[[ Data provided open ]]
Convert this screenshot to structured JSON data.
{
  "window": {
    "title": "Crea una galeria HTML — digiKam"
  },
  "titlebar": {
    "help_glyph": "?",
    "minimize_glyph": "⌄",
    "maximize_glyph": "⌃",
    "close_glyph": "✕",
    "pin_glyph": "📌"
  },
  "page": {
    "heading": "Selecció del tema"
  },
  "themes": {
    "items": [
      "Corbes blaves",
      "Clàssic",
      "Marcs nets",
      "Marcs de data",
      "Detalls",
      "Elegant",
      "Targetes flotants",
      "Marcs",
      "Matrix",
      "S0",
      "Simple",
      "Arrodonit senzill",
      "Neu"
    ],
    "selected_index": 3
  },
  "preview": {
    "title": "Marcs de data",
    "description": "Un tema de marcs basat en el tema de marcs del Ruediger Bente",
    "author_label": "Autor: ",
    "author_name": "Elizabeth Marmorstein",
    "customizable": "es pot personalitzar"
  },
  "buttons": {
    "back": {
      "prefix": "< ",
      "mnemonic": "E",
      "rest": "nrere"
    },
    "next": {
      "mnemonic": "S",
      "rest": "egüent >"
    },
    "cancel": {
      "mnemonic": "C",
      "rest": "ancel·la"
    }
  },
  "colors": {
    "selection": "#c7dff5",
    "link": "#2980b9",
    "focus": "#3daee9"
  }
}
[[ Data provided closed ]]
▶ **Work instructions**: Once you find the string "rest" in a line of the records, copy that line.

▶ **Answer to the problem**:
      "rest": "nrere"
      "rest": "egüent >"
      "rest": "ancel·la"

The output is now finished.